We are talking about a franchise that owns an 87-185 win-loss record and has gone through 24 different starting quarterbacks since the team returned to the NFL as an expansion team in 1999. Jackson will be the Browns’ ninth different head coach over that span.
Of course, this is not the former Cincinnati Bengals offensive coordinator’s first go-around at the position. He led the Oakland Raiders to an 8-8 record in 2011, one of only two nonlosing seasons the Silver and Black has enjoyed since 2003. But things did not end well in Oakland, and now he’s getting a second chance with an organization that is once again starting from scratch.
1. Dirk Koetter, Tampa Bay Buccaneers

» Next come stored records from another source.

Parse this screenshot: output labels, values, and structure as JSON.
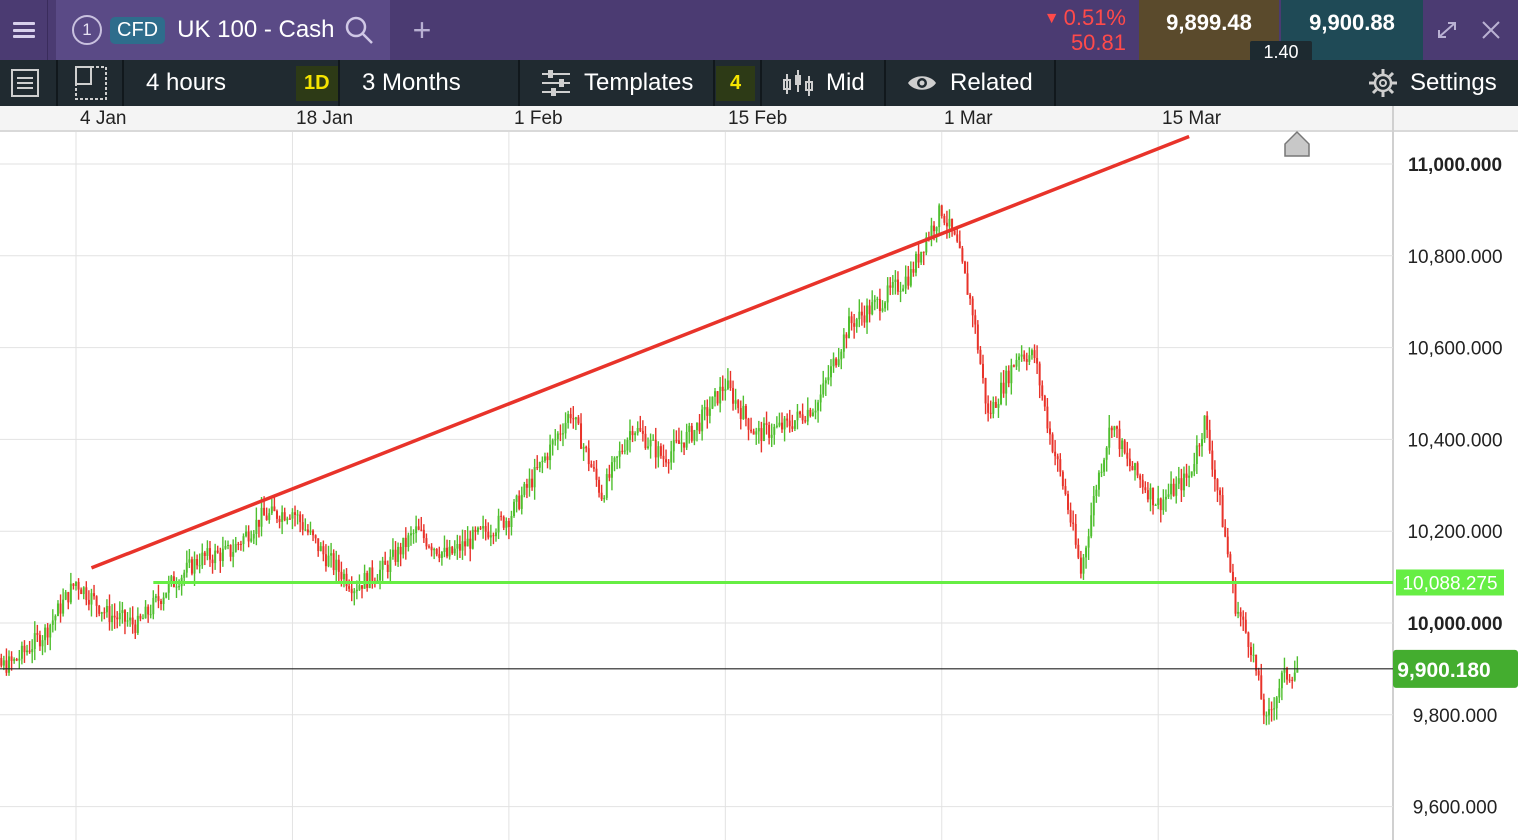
{
  "topbar": {
    "menu_icon": "hamburger-menu-icon",
    "workspace_number": "1",
    "instrument_type": "CFD",
    "instrument_name": "UK 100 - Cash",
    "change_percent": "0.51%",
    "change_points": "50.81",
    "sell_price": "9,899.48",
    "buy_price": "9,900.88",
    "spread": "1.40",
    "colors": {
      "down": "#ff4a4a",
      "sell_bg": "#5a4a2c",
      "buy_bg": "#1f4a56",
      "header_bg": "#4b3b72"
    }
  },
  "toolbar": {
    "interval_label": "4 hours",
    "candle_period_badge": "1D",
    "range_label": "3 Months",
    "templates_label": "Templates",
    "indicator_count": "4",
    "price_mode_label": "Mid",
    "related_label": "Related",
    "settings_label": "Settings"
  },
  "chart_data": {
    "type": "candlestick",
    "instrument": "UK 100 - Cash",
    "x_tick_labels": [
      "4 Jan",
      "18 Jan",
      "1 Feb",
      "15 Feb",
      "1 Mar",
      "15 Mar"
    ],
    "y_tick_labels": [
      "11,000.000",
      "10,800.000",
      "10,600.000",
      "10,400.000",
      "10,200.000",
      "10,000.000",
      "9,800.000",
      "9,600.000"
    ],
    "ylim": [
      9560,
      11080
    ],
    "grid": true,
    "colors": {
      "up": "#4fbf2f",
      "down": "#e8332a"
    },
    "close_path": [
      [
        "28 Dec",
        9880
      ],
      [
        "31 Dec",
        9915
      ],
      [
        "2 Jan",
        9980
      ],
      [
        "4 Jan",
        10090
      ],
      [
        "6 Jan",
        10020
      ],
      [
        "8 Jan",
        9995
      ],
      [
        "10 Jan",
        10080
      ],
      [
        "12 Jan",
        10140
      ],
      [
        "14 Jan",
        10155
      ],
      [
        "16 Jan",
        10230
      ],
      [
        "18 Jan",
        10245
      ],
      [
        "20 Jan",
        10150
      ],
      [
        "22 Jan",
        10080
      ],
      [
        "24 Jan",
        10120
      ],
      [
        "26 Jan",
        10200
      ],
      [
        "28 Jan",
        10145
      ],
      [
        "30 Jan",
        10190
      ],
      [
        "1 Feb",
        10230
      ],
      [
        "3 Feb",
        10340
      ],
      [
        "5 Feb",
        10460
      ],
      [
        "7 Feb",
        10280
      ],
      [
        "9 Feb",
        10430
      ],
      [
        "11 Feb",
        10360
      ],
      [
        "13 Feb",
        10420
      ],
      [
        "15 Feb",
        10520
      ],
      [
        "17 Feb",
        10410
      ],
      [
        "19 Feb",
        10430
      ],
      [
        "21 Feb",
        10480
      ],
      [
        "23 Feb",
        10650
      ],
      [
        "25 Feb",
        10700
      ],
      [
        "27 Feb",
        10760
      ],
      [
        "28 Feb",
        10840
      ],
      [
        "1 Mar",
        10900
      ],
      [
        "2 Mar",
        10820
      ],
      [
        "3 Mar",
        10680
      ],
      [
        "4 Mar",
        10450
      ],
      [
        "6 Mar",
        10590
      ],
      [
        "7 Mar",
        10580
      ],
      [
        "8 Mar",
        10410
      ],
      [
        "9 Mar",
        10280
      ],
      [
        "10 Mar",
        10110
      ],
      [
        "11 Mar",
        10300
      ],
      [
        "12 Mar",
        10440
      ],
      [
        "13 Mar",
        10350
      ],
      [
        "15 Mar",
        10260
      ],
      [
        "17 Mar",
        10320
      ],
      [
        "18 Mar",
        10440
      ],
      [
        "19 Mar",
        10260
      ],
      [
        "20 Mar",
        10040
      ],
      [
        "21 Mar",
        9950
      ],
      [
        "22 Mar",
        9780
      ],
      [
        "23 Mar",
        9880
      ],
      [
        "24 Mar",
        9900
      ]
    ],
    "lines": [
      {
        "name": "trendline",
        "color": "#e8332a",
        "from": [
          "5 Jan",
          10120
        ],
        "to": [
          "17 Mar",
          11060
        ]
      },
      {
        "name": "support",
        "color": "#66ee44",
        "from": [
          "9 Jan",
          10088.275
        ],
        "to": [
          "right-edge",
          10088.275
        ],
        "label": "10,088.275"
      },
      {
        "name": "current-price",
        "color": "#222222",
        "value": 9900.18,
        "label": "9,900.180"
      }
    ]
  }
}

Apparently one year on the job was enough to convince the hierarchy of the Tampa Bay Buccaneers it was imperative that offensive coordinator Dirk Koetter be promoted to head coach before another NFL franchise hired him for the same job.
And that appears to be the real reason Lovie Smith lost his job after just two seasons despite the fact that the club went from 2-14 in 2014 to 6-10 this past season.
As team co-chairman Joel Glazer told Scott Smith of Buccaneers.com:
Dirk has established himself as one of the top offensive coaches in our game while enjoying success at every stop during his college and NFL career. His success with our offense last season, along with his familiarity with our players and our organization, makes Dirk the right man to lead our team moving forward.
After stints with the Jacksonville Jaguars (2007-11) and most notably with quarterback Matt Ryan and the Atlanta Falcons (2012-14), Koetter came to Tampa and had the luxury of working with rookie quarterback Jameis Winston. And it’s that relationship that made it hard for the Bucs to let the coach get away.
Talk about making strides? The first overall pick in 2015 finished the season with 4,042 passing yards and also rushed for 219 yards. Winston threw 16 touchdown passes compared to only eight interceptions and ran for five touchdowns in his last 12 games, losing only one fumble in the process. That offset a four-game start that saw the rookie signal-caller throw for six scores and rush for another while committing eight turnovers.
It will be fascinating to see what Winston is capable of after another offseason under Koetter.